“The team decided to go ahead with Syrena’s story, but did not inform her of their decision. They thought this was an internal workshop pitch for a brief that was not actually going to become a reality. They clarified during their presentation that the person in the video was not the real Syrena.
When we were notified of the problem at 5 PM on 30 April, we immediately removed the video from the Creator Collective website. We have since taken all other pitches and videos off the website too.”
“Magnificent 7 had the footage on hand, so we assumed they had cleared the rights to use it and they had Syrena’s permission to use someone else to tell her story. We should have double—even triple—checked this and will do so in the future.”
Besides removing the winning video immediately, Creator Collective also spoke with ST and Business Times regarding their coverage of the competition.
They recommended that the team be disqualified and the grant of $7000 be revoked.
Furthermore, they put Syrena in touch with STB, and offered to produce a professional video for her, to which she would own full rights.
Both Joanne and the winning team requested to meet with Syrena in person to explain themselves.
“We communicated over email and I informed her that we were doing all we could on the eve of a public holiday. The post now implicated STB, who had actually alerted me to it. To be clear, I did not speak on behalf on STB. I was merely stating my opinion.
I was disappointed that, despite Creator Collective having done what we could when we were alerted about the problem and informing Syrena about our efforts, she decided to post what she did.
We understand that she was upset, but it’s not like we didn’t act on the issue, you know what I mean? That said, we also understand her need to be heard.”
Creator Collective also implied that Syrena’s Facebook post painted STB in a bad light, but she clarified that this is solely about Creator Collective and Magnificent 7. Syrena has also left comments on some public shares of her Facebook post that STB wasn’t aware of the situation.
Today, IP theft has become so common that it’s no longer sufficient to apologise when it happens. You don’t get to excuse yourself after you say you “meant no harm”.
If Magnificent 7 or Creator Collective had any respect for original creators, such as Syrena, it would be clear what harm blatant deceit and plagiarism would cause in the first place. This should be even more obvious since they are creative professionals too.
Ultimately, it doesn’t matter if one didn’t intend to cause damage.

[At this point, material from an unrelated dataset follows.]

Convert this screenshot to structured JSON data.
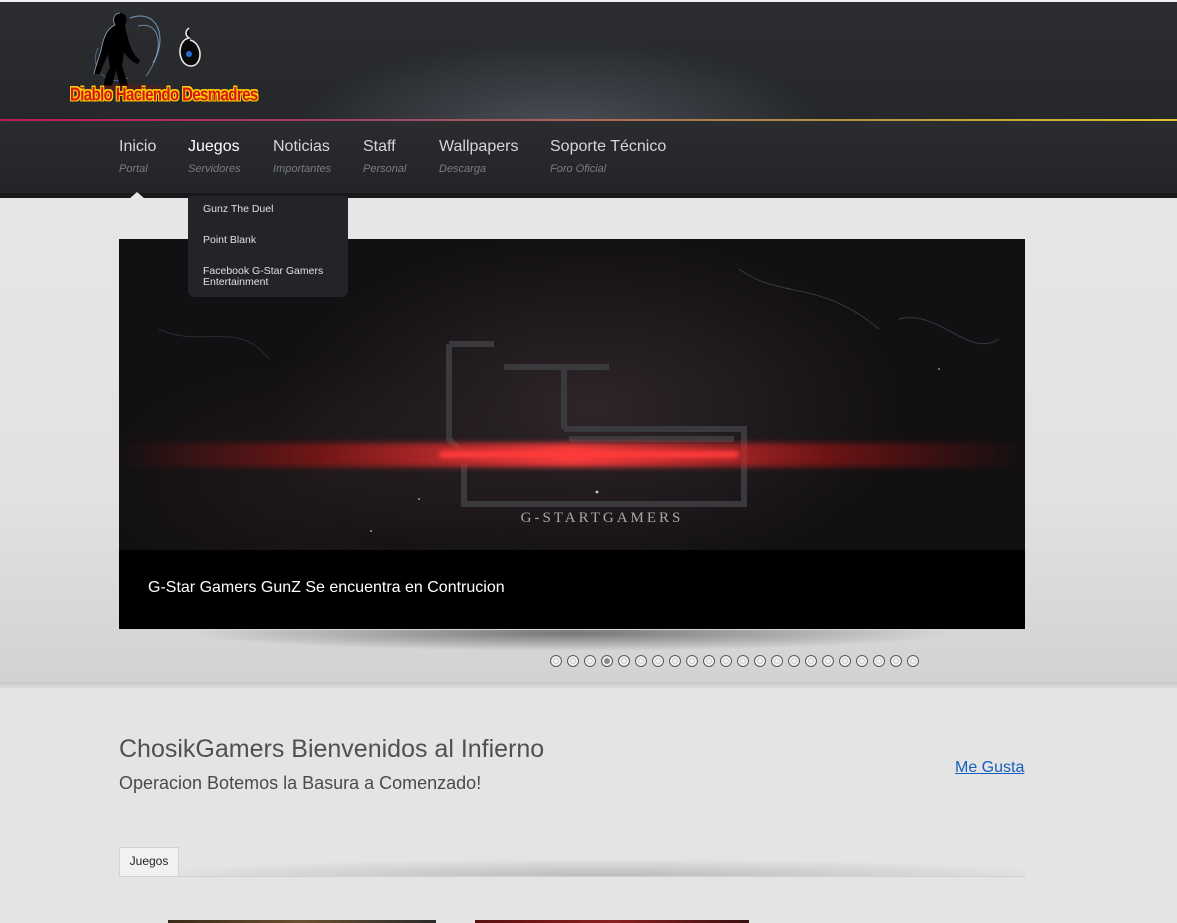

Impact should always trump intent. At this point, an apology just isn’t good enough, and you can’t expect forgiveness just because you ‘removed’ said mistake.